Looking at a photographer’s website portfolio, Instagram feed, and other social media channels will give you a sense of their shooting methods and photography and editing styles. Make sure to enlarge the images on a computer monitor vs. viewing on your phone so you can better see the details, sharpness, clarity etc. Make sure the photographs you see were taken by your photographer vs. another team member/associate. This can be problematic with the larger studios as you don’t know whose photos are whose. To get even more clarity ask to see a full wedding or more from the photographer so you can see how they capture the moments of each part of your wedding day vs. posting a few hero images.

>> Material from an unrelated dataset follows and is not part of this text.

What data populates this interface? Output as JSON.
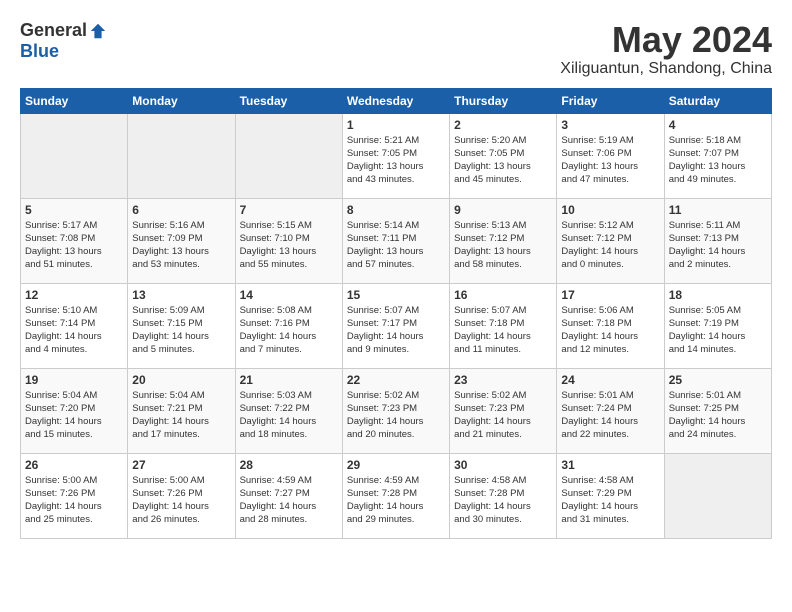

Helping to understand my client’s vision of their wedding day photos is very important. I take the time before their wedding day through numerous consultations to understand it and find out how they want their wedding moments captured through the various parts of their wedding day. I invite them to create pin boards and send them to me so I can get a sense of what they are drawn to from other photographers’ photos. This way I can best recreate their vision and bring it to manifestation in their wedding day photos. I also create a shoot list with every couple that I take with me on their wedding day so I have a list of what they wanted captured for each moment of their wedding day. I can tailor my methods to meet each couples preferences and needs.

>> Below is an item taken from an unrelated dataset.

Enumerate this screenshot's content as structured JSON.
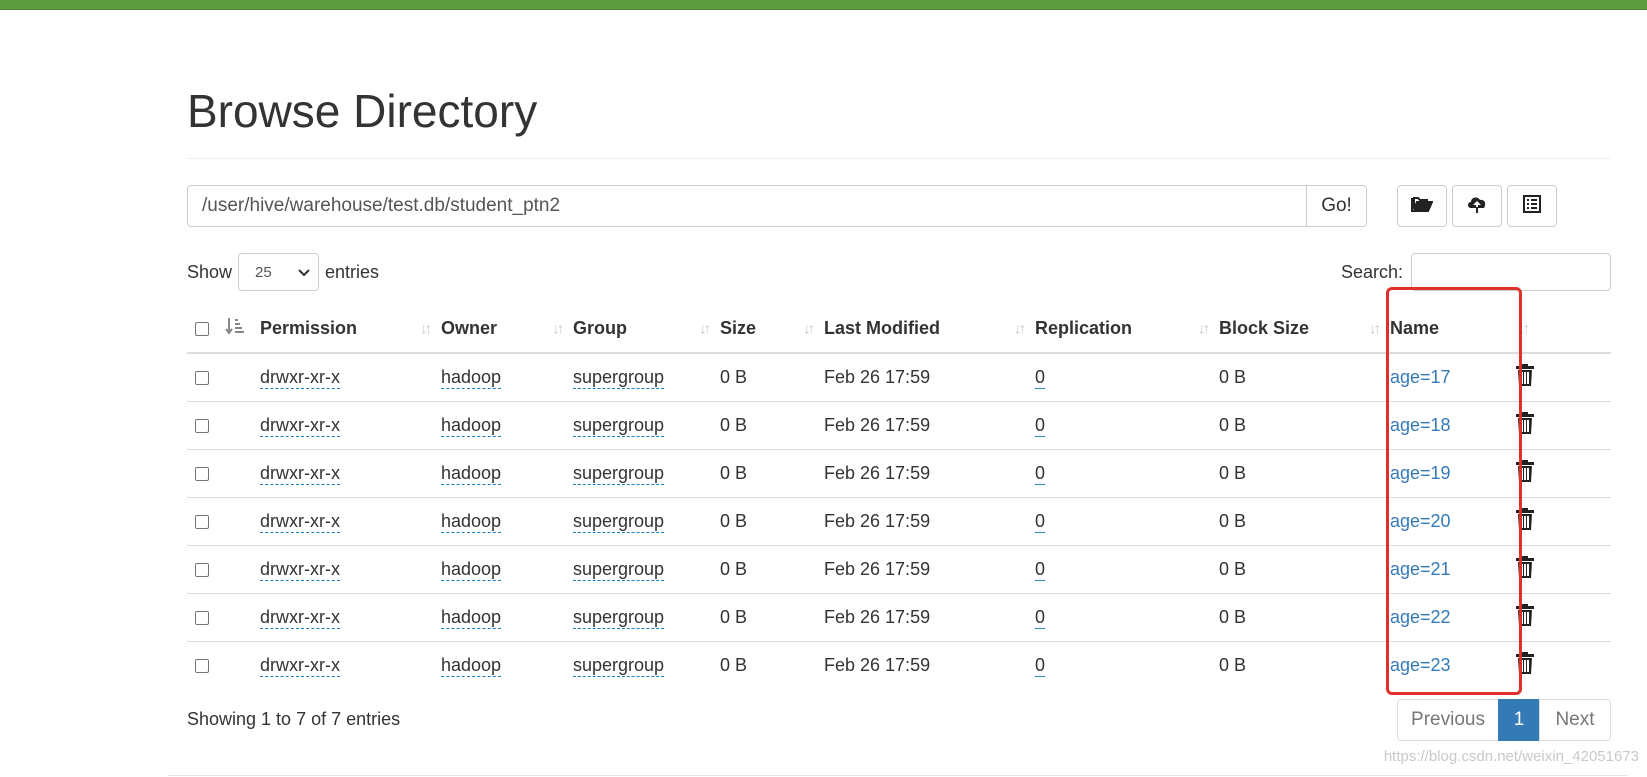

In general, I try to provide different styles and methods of capturing the moments on a wedding day as I feel they all have their strong points. By providing a variety of methods of styles I can better tell the story of your wedding day and capture the many magic moments and providing a variety of angles, perspectives, and styles.

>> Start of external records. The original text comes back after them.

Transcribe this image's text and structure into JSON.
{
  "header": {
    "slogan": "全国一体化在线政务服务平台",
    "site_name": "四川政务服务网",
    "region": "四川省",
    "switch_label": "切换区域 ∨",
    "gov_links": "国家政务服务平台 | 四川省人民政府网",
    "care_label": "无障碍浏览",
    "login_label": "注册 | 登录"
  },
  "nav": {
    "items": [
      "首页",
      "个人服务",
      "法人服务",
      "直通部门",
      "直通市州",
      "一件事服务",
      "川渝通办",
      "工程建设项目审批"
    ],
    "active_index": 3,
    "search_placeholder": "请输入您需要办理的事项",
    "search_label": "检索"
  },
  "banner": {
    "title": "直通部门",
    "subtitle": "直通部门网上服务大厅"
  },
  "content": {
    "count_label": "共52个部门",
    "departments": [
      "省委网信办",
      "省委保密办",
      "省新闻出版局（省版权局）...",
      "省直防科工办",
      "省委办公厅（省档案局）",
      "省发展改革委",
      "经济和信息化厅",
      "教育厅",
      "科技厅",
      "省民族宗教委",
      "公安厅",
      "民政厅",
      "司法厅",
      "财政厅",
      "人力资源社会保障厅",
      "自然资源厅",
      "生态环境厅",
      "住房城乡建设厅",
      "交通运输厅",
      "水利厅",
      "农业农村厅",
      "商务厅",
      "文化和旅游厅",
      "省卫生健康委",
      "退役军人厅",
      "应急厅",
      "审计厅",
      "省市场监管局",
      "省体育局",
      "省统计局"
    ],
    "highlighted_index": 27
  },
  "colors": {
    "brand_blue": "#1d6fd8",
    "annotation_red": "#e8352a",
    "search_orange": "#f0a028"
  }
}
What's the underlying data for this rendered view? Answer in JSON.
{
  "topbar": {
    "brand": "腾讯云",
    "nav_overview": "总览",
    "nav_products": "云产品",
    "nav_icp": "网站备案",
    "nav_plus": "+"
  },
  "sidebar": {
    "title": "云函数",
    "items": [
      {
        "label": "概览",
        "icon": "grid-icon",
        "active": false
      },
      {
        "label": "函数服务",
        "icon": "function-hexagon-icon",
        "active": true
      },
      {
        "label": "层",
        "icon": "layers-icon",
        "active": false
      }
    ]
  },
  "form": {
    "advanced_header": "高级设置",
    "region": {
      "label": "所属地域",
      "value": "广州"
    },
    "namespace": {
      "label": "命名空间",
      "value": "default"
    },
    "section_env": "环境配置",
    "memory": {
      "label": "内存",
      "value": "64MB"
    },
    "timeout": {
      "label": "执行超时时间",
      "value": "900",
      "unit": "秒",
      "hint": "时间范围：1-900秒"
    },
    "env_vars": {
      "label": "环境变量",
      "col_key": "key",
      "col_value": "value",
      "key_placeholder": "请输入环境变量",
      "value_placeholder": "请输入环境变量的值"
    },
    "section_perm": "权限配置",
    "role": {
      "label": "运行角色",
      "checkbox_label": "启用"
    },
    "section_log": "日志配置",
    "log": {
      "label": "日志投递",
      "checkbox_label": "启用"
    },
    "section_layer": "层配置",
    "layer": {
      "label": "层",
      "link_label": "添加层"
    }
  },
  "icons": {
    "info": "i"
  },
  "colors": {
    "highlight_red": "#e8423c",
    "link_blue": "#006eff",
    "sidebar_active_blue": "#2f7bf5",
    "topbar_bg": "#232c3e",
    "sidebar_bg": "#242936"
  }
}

I hope this helps you understand these terms and concepts and I am always happy to set up a consultation to learn more about your wedding photography needs and explain about my services, products and methods of wedding photography.
Your wedding is one of the most important days of your life and you want a photographer who has the skills and experience to capture every precious moment. I have been formally trained in photography through the New York Institute of Photography and The Wedding School. I started my career as a landscape and commercial photographer where precision, detail and accuracy were required in every job. I bring these skills to every wedding assuring you will have a beautiful collection of photographs of your wedding day from beginning to end. Vision, attention, creativity, communication and caring go into every aspect of your wedding. I was awarded Best of the Knot 2018 and 2019 for my hard work, many 5 star reviews and happy clients.